Component data from apps and pages:
____

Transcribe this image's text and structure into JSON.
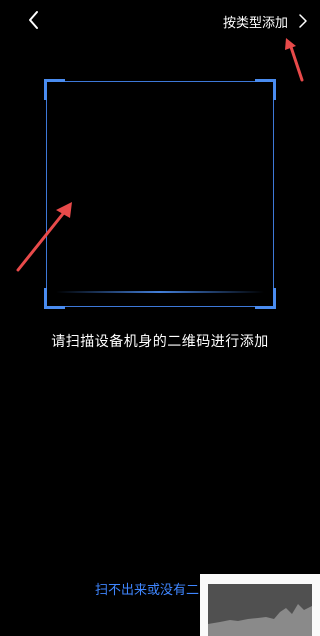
{
  "header": {
    "back_icon": "chevron-left-icon",
    "type_add_label": "按类型添加",
    "type_add_icon": "chevron-right-icon"
  },
  "scanner": {
    "accent_color": "#4a8cf0",
    "hint_text": "请扫描设备机身的二维码进行添加"
  },
  "footer": {
    "link_text": "扫不出来或没有二",
    "link_color": "#3f86ff"
  },
  "annotations": {
    "arrow_color": "#e84a4a"
  }
}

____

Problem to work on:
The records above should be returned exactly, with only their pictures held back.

Result below:
Transcribe this image's text and structure into JSON.
{
  "header": {
    "back_icon": "chevron-left-icon",
    "type_add_label": "按类型添加",
    "type_add_icon": "chevron-right-icon"
  },
  "scanner": {
    "accent_color": "#4a8cf0",
    "hint_text": "请扫描设备机身的二维码进行添加"
  },
  "footer": {
    "link_text": "扫不出来或没有二",
    "link_color": "#3f86ff"
  },
  "annotations": {
    "arrow_color": "#e84a4a"
  }
}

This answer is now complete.